Your instructions :: Going line by line through the listing below, count each line that includes the word "logo", and reply with the count only.
BEGIN Records
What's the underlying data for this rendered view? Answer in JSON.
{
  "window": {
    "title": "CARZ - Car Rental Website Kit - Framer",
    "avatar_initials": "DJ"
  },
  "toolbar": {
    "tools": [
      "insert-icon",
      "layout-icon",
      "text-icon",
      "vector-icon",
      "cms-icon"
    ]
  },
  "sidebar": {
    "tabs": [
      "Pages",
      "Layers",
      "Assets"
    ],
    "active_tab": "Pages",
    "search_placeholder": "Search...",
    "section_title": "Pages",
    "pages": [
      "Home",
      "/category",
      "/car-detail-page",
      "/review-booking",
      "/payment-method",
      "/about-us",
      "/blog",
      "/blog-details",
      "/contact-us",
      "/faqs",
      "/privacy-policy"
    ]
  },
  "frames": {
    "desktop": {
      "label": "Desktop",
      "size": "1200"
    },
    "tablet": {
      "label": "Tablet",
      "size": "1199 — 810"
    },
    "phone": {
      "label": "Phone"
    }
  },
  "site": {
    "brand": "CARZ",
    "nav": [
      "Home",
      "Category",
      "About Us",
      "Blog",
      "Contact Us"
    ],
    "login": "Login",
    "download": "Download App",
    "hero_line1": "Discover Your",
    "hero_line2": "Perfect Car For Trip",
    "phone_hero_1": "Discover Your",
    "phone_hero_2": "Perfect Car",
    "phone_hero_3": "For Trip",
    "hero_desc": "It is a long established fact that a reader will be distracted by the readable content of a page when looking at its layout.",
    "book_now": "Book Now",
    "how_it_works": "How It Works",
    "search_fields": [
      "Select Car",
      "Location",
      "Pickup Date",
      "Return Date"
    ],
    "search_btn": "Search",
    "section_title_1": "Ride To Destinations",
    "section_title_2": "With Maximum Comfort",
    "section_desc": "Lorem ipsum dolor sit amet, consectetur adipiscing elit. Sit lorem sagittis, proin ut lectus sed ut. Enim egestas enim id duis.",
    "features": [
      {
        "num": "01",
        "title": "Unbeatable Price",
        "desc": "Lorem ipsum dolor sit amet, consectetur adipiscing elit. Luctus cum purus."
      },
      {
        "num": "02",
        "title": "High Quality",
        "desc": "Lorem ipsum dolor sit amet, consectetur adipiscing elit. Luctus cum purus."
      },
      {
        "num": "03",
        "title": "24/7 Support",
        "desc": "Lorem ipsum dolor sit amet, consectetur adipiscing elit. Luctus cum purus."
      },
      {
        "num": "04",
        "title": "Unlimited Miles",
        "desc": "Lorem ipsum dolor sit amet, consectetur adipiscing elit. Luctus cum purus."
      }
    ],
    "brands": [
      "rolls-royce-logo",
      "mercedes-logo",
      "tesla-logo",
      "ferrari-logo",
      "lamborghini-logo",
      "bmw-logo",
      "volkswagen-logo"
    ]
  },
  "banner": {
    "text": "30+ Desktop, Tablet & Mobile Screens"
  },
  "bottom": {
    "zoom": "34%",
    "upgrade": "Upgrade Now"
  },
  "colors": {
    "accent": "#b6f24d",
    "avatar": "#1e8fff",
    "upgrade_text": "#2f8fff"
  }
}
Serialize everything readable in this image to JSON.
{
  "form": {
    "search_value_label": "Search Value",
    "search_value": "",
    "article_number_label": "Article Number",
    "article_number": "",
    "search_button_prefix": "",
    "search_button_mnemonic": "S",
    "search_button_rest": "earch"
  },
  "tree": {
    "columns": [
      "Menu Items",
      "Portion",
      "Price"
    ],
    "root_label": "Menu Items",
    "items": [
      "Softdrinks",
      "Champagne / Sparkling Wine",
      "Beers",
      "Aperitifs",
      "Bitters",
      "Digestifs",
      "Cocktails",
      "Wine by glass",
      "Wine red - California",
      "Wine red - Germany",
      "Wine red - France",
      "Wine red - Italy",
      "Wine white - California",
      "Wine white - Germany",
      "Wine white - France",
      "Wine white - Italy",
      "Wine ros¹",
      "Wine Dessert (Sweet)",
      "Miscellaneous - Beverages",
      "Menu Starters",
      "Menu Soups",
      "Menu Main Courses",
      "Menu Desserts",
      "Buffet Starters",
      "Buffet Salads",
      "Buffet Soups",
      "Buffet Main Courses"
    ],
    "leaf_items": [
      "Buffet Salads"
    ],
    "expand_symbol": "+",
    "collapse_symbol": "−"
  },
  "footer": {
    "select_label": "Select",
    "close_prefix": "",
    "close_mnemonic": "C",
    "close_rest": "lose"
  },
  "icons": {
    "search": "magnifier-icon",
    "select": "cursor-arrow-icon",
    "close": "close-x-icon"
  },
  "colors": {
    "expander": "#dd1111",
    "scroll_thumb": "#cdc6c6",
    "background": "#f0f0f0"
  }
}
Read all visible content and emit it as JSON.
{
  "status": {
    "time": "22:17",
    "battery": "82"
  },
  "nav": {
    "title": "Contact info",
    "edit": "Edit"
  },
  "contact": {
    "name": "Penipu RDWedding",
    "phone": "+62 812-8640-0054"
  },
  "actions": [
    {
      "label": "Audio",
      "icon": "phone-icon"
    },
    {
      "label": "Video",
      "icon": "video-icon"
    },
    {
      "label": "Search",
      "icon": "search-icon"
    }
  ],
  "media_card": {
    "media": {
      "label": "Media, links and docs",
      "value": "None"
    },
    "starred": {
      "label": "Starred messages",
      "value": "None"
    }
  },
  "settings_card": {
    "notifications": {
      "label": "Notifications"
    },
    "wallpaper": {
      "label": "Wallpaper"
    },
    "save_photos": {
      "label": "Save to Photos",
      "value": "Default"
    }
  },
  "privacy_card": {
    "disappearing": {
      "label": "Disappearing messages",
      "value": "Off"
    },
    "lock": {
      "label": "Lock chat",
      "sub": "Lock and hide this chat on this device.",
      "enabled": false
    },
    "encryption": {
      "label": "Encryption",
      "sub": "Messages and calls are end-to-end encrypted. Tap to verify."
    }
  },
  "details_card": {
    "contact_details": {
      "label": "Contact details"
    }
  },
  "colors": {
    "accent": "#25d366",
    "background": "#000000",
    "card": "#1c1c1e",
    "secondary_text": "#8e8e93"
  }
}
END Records
Exercise answer :: 7